“But unlike what has been described in the press, it is not about bribes at all. It is crucial that the deal is started in the right way. It must be made clear to the responsible authorities, regulatory units and other authorities and parties that there will be no bribes.” 

Mohamed Amersi

Toward that end, Amersi adds that the collaboration with prominent local partners must be fully established and clarified from the very beginning. This allows for clearly described roles and responsibilities,” as well as clear payment flows. Amersi also says that local partners must be required to co-own the merged entity, giving them a financial stake (and risk) that come with the co-ownership. Amersi’s insistence on the local partners is in fact built on the principle that “value creation in the merged business that profits and dividends can be made. Not through bribes. It is in collaboration with a weak partner that corruption most often occurs.”

Furthermore, Amersi insists that a culture of giving back must be inherent in any merger process. “It is about creating local jobs, education and skills development locally, and not trying to minimize taxes, but paying full local tax.”

Mohamed Amersi

As for his involvement with Telia, Amersi clarifies “My role in this transaction was of a technical nature…I was asked as an advisor to make a check of the valuation made of Telia’s finance function and to be helpful in developing an optimal structure for the transaction. In addition to my assignment, Telia had hired world-leading lawyers with recognized good competence and experience in negotiating and drafting agreements, as well as conducting audits and due diligence.  I, therefore, did not participate in the negotiations themselves or directly in the implementation of the deal or in any part of the review and due diligence.”
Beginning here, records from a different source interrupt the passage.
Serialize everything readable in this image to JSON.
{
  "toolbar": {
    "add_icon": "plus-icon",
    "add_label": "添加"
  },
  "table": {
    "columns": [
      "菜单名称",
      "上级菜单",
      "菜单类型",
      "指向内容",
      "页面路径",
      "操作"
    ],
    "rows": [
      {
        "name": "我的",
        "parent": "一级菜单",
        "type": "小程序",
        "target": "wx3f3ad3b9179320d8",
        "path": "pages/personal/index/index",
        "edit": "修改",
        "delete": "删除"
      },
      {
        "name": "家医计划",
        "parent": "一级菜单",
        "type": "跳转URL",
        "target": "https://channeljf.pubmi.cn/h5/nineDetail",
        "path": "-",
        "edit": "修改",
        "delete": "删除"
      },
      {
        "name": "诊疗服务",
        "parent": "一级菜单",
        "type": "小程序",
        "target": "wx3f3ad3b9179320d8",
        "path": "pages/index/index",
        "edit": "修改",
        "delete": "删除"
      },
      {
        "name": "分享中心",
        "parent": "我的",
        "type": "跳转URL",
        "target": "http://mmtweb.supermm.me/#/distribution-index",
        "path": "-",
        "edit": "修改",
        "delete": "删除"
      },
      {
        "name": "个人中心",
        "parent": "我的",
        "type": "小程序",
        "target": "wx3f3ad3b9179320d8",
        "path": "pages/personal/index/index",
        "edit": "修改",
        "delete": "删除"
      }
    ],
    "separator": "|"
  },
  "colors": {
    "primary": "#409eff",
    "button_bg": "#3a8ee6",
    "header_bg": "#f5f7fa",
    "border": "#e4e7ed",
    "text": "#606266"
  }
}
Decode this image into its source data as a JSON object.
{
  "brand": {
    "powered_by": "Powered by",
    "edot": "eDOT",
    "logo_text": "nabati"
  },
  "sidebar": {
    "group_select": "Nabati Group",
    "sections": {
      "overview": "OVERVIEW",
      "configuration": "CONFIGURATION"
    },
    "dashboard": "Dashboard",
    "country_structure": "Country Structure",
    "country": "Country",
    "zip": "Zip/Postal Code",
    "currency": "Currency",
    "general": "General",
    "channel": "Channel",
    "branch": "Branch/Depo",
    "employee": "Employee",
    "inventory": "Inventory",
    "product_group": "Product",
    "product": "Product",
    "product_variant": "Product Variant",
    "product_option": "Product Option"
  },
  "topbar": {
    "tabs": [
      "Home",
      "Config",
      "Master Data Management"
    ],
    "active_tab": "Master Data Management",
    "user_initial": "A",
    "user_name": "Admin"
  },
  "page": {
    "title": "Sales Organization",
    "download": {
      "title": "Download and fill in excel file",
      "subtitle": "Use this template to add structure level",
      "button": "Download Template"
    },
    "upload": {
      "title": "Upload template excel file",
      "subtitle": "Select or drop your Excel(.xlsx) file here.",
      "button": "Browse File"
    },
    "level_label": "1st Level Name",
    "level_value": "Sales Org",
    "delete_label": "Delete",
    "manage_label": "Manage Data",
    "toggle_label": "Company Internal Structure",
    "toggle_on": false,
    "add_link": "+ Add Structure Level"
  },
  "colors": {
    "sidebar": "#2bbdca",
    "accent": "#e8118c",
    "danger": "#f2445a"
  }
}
Ultimately, it is clear from the investigations and a conversation with Amersi that not a single error was found, or any remark made.  Telia’s auditors also reviewed the relationship between the companies.  Amersi is a man of truth, integrity, and respect; these are his keywords for trust and transactions of all kinds.

Neil Cole Iconix Founder Introduced A New Online Shopping Experience

Neil Cole, the award-winning branding pioneer, founder of the Iconix Brand Group changed the way people shop online when he founded Next Retail Concepts – shoppers experienced an immersive experience online – and could actually feel like they are in the store. We’ve all shopped online, virtually the entire world understands how online shopping works and probably experienced doing so during the COVID-19 pandemic. But not everyone has been able to have an immersive experience of feeling like you’re in the store and actively shopping while online. As Neil Cole Iconix founder explains, “Our proprietary technology transforms the traditional eCommerce landscape within our innovative platform to create exciting and engaging immersive shoppable experiences that tell a brand story. This is a dynamic new way to shop.” Neil Cole launched the platform originally with Fred Segal and Mastercard, the shopping experience premiered at 29Rooms in Los Angeles and enabled shoppers to browse the physical store at Fred Segal with features that are similar to Google’s Street View. A shopper virtually enters a store and to navigates throughout the physical space to products of interest and clicks on products for details. Explaining how unique Next Retail Concepts is, Neil Cole said, “This experience engages the user on a deeper level and tells a better brand story. It’s like a virtual pop-up that you get to navigate yourself through to create a unique, personalized journey.” The future of shopping has arrived – and it’s certainly looking exciting!